> Task description
Extract each line of the records below that contains the word "element".
Supplied data below:
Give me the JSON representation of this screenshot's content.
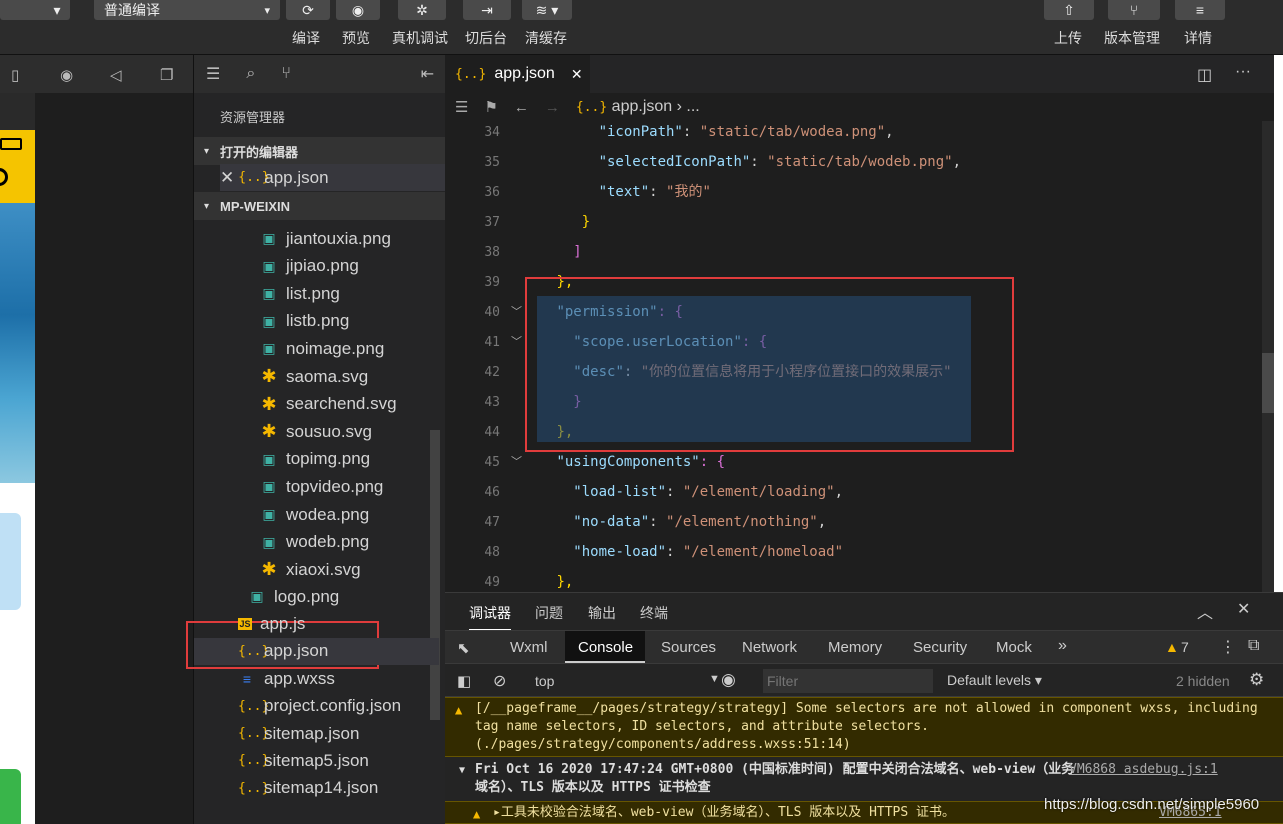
{
  "toolbar": {
    "compile_mode": "普通编译",
    "buttons": [
      "编译",
      "预览",
      "真机调试",
      "切后台",
      "清缓存"
    ],
    "right_buttons": [
      "上传",
      "版本管理",
      "详情"
    ]
  },
  "explorer": {
    "title": "资源管理器",
    "open_editors": "打开的编辑器",
    "open_file": "app.json",
    "project": "MP-WEIXIN",
    "files": [
      {
        "name": "jiantouxia.png",
        "type": "img"
      },
      {
        "name": "jipiao.png",
        "type": "img"
      },
      {
        "name": "list.png",
        "type": "img"
      },
      {
        "name": "listb.png",
        "type": "img"
      },
      {
        "name": "noimage.png",
        "type": "img"
      },
      {
        "name": "saoma.svg",
        "type": "svg"
      },
      {
        "name": "searchend.svg",
        "type": "svg"
      },
      {
        "name": "sousuo.svg",
        "type": "svg"
      },
      {
        "name": "topimg.png",
        "type": "img"
      },
      {
        "name": "topvideo.png",
        "type": "img"
      },
      {
        "name": "wodea.png",
        "type": "img"
      },
      {
        "name": "wodeb.png",
        "type": "img"
      },
      {
        "name": "xiaoxi.svg",
        "type": "svg"
      }
    ],
    "root_files": [
      {
        "name": "logo.png",
        "type": "img"
      },
      {
        "name": "app.js",
        "type": "js"
      },
      {
        "name": "app.json",
        "type": "json"
      },
      {
        "name": "app.wxss",
        "type": "css"
      },
      {
        "name": "project.config.json",
        "type": "json"
      },
      {
        "name": "sitemap.json",
        "type": "json"
      },
      {
        "name": "sitemap5.json",
        "type": "json"
      },
      {
        "name": "sitemap14.json",
        "type": "json"
      }
    ]
  },
  "editor": {
    "tab": "app.json",
    "breadcrumb": "app.json",
    "breadcrumb_more": "...",
    "lines": [
      {
        "n": "34",
        "indent": "      ",
        "key": "\"iconPath\"",
        "val": "\"static/tab/wodea.png\"",
        "tail": ","
      },
      {
        "n": "35",
        "indent": "      ",
        "key": "\"selectedIconPath\"",
        "val": "\"static/tab/wodeb.png\"",
        "tail": ","
      },
      {
        "n": "36",
        "indent": "      ",
        "key": "\"text\"",
        "val": "\"我的\"",
        "tail": ""
      },
      {
        "n": "37",
        "indent": "    ",
        "key": "",
        "val": "",
        "tail": "}"
      },
      {
        "n": "38",
        "indent": "   ",
        "key": "",
        "val": "",
        "tail": "]"
      },
      {
        "n": "39",
        "indent": " ",
        "key": "",
        "val": "",
        "tail": "},"
      },
      {
        "n": "40",
        "indent": " ",
        "key": "\"permission\"",
        "val": "",
        "tail": ": {"
      },
      {
        "n": "41",
        "indent": "   ",
        "key": "\"scope.userLocation\"",
        "val": "",
        "tail": ": {"
      },
      {
        "n": "42",
        "indent": "   ",
        "key": "\"desc\"",
        "val": "\"你的位置信息将用于小程序位置接口的效果展示\"",
        "tail": ""
      },
      {
        "n": "43",
        "indent": "   ",
        "key": "",
        "val": "",
        "tail": "}"
      },
      {
        "n": "44",
        "indent": " ",
        "key": "",
        "val": "",
        "tail": "},"
      },
      {
        "n": "45",
        "indent": " ",
        "key": "\"usingComponents\"",
        "val": "",
        "tail": ": {"
      },
      {
        "n": "46",
        "indent": "   ",
        "key": "\"load-list\"",
        "val": "\"/element/loading\"",
        "tail": ","
      },
      {
        "n": "47",
        "indent": "   ",
        "key": "\"no-data\"",
        "val": "\"/element/nothing\"",
        "tail": ","
      },
      {
        "n": "48",
        "indent": "   ",
        "key": "\"home-load\"",
        "val": "\"/element/homeload\"",
        "tail": ""
      },
      {
        "n": "49",
        "indent": " ",
        "key": "",
        "val": "",
        "tail": "},"
      }
    ]
  },
  "devtools": {
    "tabs": [
      "调试器",
      "问题",
      "输出",
      "终端"
    ],
    "panels": [
      "Wxml",
      "Console",
      "Sources",
      "Network",
      "Memory",
      "Security",
      "Mock"
    ],
    "warn_count": "7",
    "context": "top",
    "filter_placeholder": "Filter",
    "levels": "Default levels",
    "hidden": "2 hidden",
    "msg1": "[/__pageframe__/pages/strategy/strategy] Some selectors are not allowed in component wxss, including tag name selectors, ID selectors, and attribute selectors.(./pages/strategy/components/address.wxss:51:14)",
    "msg2": "Fri Oct 16 2020 17:47:24 GMT+0800 (中国标准时间) 配置中关闭合法域名、web-view（业务域名）、TLS 版本以及 HTTPS 证书检查",
    "msg2_src": "VM6868 asdebug.js:1",
    "msg3": "▸工具未校验合法域名、web-view（业务域名）、TLS 版本以及 HTTPS 证书。",
    "msg3_src": "VM6865:1"
  },
  "watermark": "https://blog.csdn.net/simple5960"
}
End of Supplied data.
> Exercise result
        "val": "\"/element/loading\"",
        "val": "\"/element/nothing\"",
        "val": "\"/element/homeload\"",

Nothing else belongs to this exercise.